-------- THE DATA

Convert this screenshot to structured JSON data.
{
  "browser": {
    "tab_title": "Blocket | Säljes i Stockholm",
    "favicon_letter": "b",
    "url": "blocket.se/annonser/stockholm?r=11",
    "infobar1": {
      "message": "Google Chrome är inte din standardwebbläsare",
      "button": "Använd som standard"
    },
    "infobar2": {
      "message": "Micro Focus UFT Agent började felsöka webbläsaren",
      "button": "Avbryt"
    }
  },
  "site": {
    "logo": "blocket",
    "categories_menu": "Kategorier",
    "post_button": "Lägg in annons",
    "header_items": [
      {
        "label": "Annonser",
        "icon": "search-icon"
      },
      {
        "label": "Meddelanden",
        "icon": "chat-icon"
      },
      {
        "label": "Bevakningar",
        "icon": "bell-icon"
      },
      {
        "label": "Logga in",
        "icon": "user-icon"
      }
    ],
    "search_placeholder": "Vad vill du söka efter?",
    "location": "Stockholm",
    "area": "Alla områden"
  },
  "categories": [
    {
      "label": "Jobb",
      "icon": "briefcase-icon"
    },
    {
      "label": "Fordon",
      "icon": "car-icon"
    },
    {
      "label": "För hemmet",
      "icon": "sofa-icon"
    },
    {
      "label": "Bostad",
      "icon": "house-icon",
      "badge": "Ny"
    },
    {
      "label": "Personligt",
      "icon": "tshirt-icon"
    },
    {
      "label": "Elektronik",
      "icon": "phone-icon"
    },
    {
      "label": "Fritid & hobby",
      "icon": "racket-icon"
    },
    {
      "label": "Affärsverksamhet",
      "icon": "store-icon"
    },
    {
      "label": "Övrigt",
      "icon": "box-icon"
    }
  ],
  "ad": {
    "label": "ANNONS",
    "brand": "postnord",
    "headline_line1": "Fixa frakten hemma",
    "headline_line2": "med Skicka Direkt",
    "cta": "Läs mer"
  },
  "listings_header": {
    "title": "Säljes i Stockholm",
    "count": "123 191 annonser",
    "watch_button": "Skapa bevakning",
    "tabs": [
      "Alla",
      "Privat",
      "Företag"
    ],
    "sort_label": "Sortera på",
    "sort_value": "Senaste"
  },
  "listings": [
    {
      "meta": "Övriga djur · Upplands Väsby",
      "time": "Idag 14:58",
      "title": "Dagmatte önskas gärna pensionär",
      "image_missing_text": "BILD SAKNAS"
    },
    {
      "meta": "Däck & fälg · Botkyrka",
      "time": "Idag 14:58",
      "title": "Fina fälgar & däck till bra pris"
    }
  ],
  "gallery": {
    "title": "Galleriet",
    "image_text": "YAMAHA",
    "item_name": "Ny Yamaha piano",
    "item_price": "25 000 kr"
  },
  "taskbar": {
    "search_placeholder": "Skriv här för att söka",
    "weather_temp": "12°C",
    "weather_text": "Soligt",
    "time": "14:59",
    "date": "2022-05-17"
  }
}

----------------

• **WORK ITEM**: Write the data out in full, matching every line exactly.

• **TASK OUTPUT**:
Convert this screenshot to structured JSON data.
{
  "browser": {
    "tab_title": "Blocket | Säljes i Stockholm",
    "favicon_letter": "b",
    "url": "blocket.se/annonser/stockholm?r=11",
    "infobar1": {
      "message": "Google Chrome är inte din standardwebbläsare",
      "button": "Använd som standard"
    },
    "infobar2": {
      "message": "Micro Focus UFT Agent började felsöka webbläsaren",
      "button": "Avbryt"
    }
  },
  "site": {
    "logo": "blocket",
    "categories_menu": "Kategorier",
    "post_button": "Lägg in annons",
    "header_items": [
      {
        "label": "Annonser",
        "icon": "search-icon"
      },
      {
        "label": "Meddelanden",
        "icon": "chat-icon"
      },
      {
        "label": "Bevakningar",
        "icon": "bell-icon"
      },
      {
        "label": "Logga in",
        "icon": "user-icon"
      }
    ],
    "search_placeholder": "Vad vill du söka efter?",
    "location": "Stockholm",
    "area": "Alla områden"
  },
  "categories": [
    {
      "label": "Jobb",
      "icon": "briefcase-icon"
    },
    {
      "label": "Fordon",
      "icon": "car-icon"
    },
    {
      "label": "För hemmet",
      "icon": "sofa-icon"
    },
    {
      "label": "Bostad",
      "icon": "house-icon",
      "badge": "Ny"
    },
    {
      "label": "Personligt",
      "icon": "tshirt-icon"
    },
    {
      "label": "Elektronik",
      "icon": "phone-icon"
    },
    {
      "label": "Fritid & hobby",
      "icon": "racket-icon"
    },
    {
      "label": "Affärsverksamhet",
      "icon": "store-icon"
    },
    {
      "label": "Övrigt",
      "icon": "box-icon"
    }
  ],
  "ad": {
    "label": "ANNONS",
    "brand": "postnord",
    "headline_line1": "Fixa frakten hemma",
    "headline_line2": "med Skicka Direkt",
    "cta": "Läs mer"
  },
  "listings_header": {
    "title": "Säljes i Stockholm",
    "count": "123 191 annonser",
    "watch_button": "Skapa bevakning",
    "tabs": [
      "Alla",
      "Privat",
      "Företag"
    ],
    "sort_label": "Sortera på",
    "sort_value": "Senaste"
  },
  "listings": [
    {
      "meta": "Övriga djur · Upplands Väsby",
      "time": "Idag 14:58",
      "title": "Dagmatte önskas gärna pensionär",
      "image_missing_text": "BILD SAKNAS"
    },
    {
      "meta": "Däck & fälg · Botkyrka",
      "time": "Idag 14:58",
      "title": "Fina fälgar & däck till bra pris"
    }
  ],
  "gallery": {
    "title": "Galleriet",
    "image_text": "YAMAHA",
    "item_name": "Ny Yamaha piano",
    "item_price": "25 000 kr"
  },
  "taskbar": {
    "search_placeholder": "Skriv här för att söka",
    "weather_temp": "12°C",
    "weather_text": "Soligt",
    "time": "14:59",
    "date": "2022-05-17"
  }
}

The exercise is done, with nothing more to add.